Your preparations depend on which bays you plan to explore. The Bays of Huatulco decorate the coastline both east and west of Santa Cruz. To the east, a paved road links Bahías Chahue, Tangolunda, and Conejos. To the west lie Bahías El Organo and El Maguey. Though, only Bahía Maguey is accessible by paved road. For these, you’ll need nothing more than transportation, a hat, and sunscreen. Restaurants and stores can supply everything else.
By contrast, isolated farther west, the undeveloped Bahías Cacaluta, Chachacual and San Agustín, with no road from Santa Cruz (although a good dirt road runs to San Agustín from Highway 200 near the airport) have neither restaurants, stores, drinking water, nor lots of shade; they’re so pristine even coconut palms haven’t gotten around to sprouting there. When exploring, bring food, drinks, hats, sunscreen, and mosquito repellent.
Frequent public collective taxis connect Crucecita and Bahías Santa Cruz, Chahue, and Tangolunda. Find the terminal, on Guaumuchil, two blocks east of plaza. Taxis make the same trips for about $3 by day, $4 at night. No public transportation is available to the other bays. Taxi drivers are willing to drive you for a picnic to west-side bay El Maguey. For an extended day trip to all road-accessible bays, figure on about $20–30 for a taxi.
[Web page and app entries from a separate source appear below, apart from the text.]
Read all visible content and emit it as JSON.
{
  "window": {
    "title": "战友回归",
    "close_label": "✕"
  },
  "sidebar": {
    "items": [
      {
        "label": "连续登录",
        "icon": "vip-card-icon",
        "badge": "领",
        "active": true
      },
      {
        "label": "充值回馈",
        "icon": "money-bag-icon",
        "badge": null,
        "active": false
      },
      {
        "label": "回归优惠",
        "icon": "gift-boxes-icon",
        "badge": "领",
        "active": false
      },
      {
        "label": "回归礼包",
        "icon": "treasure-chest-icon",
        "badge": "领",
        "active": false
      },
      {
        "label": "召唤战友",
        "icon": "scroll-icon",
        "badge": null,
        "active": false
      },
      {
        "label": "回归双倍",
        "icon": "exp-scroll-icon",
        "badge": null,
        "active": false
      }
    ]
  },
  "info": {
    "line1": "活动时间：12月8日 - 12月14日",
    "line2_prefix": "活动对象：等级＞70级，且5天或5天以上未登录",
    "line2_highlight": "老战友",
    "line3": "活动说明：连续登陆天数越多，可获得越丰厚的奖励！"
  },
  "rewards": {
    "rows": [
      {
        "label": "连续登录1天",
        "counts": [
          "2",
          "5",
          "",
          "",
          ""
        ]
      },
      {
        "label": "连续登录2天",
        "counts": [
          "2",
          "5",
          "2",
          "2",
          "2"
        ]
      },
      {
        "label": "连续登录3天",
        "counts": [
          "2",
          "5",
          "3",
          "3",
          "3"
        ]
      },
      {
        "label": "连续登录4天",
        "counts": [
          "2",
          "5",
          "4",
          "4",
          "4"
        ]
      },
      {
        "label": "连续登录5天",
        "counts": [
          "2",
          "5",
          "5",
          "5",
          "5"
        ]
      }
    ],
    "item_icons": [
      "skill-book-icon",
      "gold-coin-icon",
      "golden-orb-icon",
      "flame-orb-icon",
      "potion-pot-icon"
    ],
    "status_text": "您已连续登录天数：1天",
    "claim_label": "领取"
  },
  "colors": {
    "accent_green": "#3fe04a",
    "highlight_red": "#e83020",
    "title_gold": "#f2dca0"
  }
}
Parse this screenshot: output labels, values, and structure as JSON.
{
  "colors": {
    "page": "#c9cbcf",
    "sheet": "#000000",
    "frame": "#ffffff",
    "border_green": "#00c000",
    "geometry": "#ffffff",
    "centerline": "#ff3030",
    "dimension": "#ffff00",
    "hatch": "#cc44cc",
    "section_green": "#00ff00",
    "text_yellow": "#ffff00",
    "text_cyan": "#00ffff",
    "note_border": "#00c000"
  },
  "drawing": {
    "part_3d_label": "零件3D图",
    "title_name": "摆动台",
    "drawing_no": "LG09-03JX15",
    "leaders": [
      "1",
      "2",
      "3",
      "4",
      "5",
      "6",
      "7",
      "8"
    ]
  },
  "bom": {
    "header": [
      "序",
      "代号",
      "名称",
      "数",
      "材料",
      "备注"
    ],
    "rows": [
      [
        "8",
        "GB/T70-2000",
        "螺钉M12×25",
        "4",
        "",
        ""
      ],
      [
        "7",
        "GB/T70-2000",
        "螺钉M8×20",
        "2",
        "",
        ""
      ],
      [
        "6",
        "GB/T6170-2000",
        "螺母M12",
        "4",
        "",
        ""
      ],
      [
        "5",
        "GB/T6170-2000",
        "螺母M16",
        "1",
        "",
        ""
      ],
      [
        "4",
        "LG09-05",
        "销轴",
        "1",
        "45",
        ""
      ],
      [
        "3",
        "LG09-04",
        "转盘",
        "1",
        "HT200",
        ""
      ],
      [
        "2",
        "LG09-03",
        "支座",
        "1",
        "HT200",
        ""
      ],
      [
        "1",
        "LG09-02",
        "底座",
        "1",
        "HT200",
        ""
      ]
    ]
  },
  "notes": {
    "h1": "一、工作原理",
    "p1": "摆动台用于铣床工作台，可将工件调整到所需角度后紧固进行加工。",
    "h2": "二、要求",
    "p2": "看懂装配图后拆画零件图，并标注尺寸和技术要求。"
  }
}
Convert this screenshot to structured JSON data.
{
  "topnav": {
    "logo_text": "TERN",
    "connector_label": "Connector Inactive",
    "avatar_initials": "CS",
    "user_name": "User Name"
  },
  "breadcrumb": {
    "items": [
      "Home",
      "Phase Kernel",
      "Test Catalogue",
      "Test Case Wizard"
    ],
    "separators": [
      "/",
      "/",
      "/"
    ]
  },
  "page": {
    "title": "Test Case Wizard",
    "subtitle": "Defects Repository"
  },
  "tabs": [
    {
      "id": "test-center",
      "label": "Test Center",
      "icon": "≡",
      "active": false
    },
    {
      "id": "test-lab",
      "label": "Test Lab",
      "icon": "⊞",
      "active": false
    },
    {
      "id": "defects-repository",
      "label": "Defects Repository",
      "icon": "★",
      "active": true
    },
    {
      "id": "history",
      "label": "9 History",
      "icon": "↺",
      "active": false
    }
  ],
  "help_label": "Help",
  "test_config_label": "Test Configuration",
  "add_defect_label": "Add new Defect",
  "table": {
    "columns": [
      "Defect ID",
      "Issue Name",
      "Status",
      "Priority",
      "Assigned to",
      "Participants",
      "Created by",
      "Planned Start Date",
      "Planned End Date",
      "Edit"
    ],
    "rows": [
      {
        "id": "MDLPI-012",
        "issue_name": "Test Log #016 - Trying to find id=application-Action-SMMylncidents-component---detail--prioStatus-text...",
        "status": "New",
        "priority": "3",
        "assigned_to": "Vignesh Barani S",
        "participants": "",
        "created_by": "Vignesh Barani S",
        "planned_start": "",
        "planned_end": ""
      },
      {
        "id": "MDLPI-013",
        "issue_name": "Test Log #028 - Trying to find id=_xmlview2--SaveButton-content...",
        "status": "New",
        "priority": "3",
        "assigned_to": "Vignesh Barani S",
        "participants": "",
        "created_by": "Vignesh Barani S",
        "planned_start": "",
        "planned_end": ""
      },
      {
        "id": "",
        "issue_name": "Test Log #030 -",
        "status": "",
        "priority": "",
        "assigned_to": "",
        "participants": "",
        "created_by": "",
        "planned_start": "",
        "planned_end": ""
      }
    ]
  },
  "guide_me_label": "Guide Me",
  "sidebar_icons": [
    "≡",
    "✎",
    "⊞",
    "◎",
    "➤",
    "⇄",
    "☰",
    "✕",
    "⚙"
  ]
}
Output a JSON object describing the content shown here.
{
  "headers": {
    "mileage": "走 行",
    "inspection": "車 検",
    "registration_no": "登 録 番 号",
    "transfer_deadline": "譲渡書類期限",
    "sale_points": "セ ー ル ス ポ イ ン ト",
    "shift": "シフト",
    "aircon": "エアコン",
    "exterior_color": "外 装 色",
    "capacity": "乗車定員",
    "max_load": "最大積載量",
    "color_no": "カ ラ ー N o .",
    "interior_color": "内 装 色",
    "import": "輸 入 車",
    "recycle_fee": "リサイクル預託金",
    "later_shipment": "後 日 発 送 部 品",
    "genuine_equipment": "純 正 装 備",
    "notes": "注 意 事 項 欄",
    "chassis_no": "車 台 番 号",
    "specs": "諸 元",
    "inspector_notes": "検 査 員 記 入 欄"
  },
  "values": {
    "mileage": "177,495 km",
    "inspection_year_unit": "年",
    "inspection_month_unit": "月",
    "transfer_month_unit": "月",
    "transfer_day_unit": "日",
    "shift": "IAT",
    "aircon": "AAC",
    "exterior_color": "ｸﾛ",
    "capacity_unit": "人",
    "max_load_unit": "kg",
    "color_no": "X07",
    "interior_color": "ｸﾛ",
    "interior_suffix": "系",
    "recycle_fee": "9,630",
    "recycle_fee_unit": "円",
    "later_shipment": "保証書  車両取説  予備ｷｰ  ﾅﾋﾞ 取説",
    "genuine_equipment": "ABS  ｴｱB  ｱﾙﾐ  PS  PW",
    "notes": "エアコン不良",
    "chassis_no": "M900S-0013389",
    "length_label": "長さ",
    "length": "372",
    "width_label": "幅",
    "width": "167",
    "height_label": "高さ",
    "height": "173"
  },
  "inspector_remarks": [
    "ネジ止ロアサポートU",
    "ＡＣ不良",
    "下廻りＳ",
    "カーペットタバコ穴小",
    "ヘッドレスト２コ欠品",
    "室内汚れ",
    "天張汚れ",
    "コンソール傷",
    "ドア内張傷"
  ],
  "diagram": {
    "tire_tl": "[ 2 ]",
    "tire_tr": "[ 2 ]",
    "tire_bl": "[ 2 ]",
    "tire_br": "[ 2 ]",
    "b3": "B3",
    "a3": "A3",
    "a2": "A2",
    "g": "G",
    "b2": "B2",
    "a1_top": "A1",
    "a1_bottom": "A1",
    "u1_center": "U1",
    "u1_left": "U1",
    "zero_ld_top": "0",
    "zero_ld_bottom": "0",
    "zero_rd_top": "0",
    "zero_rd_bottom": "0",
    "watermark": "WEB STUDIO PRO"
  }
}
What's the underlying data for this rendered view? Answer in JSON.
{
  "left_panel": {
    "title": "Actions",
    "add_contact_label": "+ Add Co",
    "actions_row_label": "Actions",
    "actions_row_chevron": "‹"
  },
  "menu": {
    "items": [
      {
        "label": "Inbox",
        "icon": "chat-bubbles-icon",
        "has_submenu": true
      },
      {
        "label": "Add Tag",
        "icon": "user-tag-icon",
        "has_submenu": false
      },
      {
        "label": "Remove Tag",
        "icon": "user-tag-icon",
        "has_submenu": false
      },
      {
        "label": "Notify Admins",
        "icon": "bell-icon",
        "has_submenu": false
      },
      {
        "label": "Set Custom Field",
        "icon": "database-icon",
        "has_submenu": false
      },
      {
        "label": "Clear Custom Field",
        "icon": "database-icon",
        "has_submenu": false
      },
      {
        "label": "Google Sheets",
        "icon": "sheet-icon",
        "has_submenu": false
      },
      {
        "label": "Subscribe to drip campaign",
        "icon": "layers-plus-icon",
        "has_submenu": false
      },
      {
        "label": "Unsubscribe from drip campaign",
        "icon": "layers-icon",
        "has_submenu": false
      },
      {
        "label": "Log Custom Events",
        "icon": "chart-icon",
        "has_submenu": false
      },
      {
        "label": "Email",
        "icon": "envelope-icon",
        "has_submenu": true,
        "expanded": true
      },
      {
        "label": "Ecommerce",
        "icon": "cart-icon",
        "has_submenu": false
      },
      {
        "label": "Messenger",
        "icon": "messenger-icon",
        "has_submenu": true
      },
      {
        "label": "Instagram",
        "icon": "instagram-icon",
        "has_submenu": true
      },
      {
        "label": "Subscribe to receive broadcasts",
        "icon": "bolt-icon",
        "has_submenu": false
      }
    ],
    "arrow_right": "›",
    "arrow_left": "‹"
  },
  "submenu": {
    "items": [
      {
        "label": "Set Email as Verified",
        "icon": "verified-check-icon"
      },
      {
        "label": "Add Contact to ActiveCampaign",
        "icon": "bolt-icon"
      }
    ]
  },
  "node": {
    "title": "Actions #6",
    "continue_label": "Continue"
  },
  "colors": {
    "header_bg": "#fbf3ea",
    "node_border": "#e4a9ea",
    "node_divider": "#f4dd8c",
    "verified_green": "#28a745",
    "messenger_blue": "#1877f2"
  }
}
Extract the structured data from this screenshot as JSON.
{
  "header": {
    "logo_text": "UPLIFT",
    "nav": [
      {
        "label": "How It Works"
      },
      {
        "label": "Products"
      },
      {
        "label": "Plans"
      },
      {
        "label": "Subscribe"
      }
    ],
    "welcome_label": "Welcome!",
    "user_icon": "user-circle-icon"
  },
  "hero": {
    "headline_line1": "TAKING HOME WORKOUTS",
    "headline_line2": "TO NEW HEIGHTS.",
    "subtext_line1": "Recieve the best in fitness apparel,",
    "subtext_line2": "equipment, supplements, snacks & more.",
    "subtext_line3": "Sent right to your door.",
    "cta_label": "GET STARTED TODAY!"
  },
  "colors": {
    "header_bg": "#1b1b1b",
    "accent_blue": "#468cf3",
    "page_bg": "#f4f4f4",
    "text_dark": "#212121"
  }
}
Another option is to go by boat. The local boat cooperative (Sociedad Cooperativa Turístico Tangolunda) runs a daily excursion on the 100-passeger catamaran Fiesta (around 10:30 a.m., $20 per person, kids 5–9 half price) to all nine bays, including soft drinks, bilingual guide, and snacks; snorkeling is $5 extra. Reserve directly through its dock office (tel. 958/587-0081). Alternatively, tour by the similarly big catamaran Tequila (from the same dock, tel. 958/587-2303), or contact a travel agent such as Paraíso Huatulco (tel. 958/587-0181) or Prometur (tel. 958/587-0413).
The cooperative also rents entire boats for all-day tours for up to 10 people for about $100. Drop-off runs to the nearest beach are about $10 per boat round-trip; to the more remote, around $20–30.
Another option is to get your own guide. An economical option is to hire an English-speaking taxi driver to take you wherever you want to go for several hours, or up to a whole day, for $30–50, depending on the season. Professional guides are another option.
© Bruce Whipperman from Moon Oaxaca, 5th edition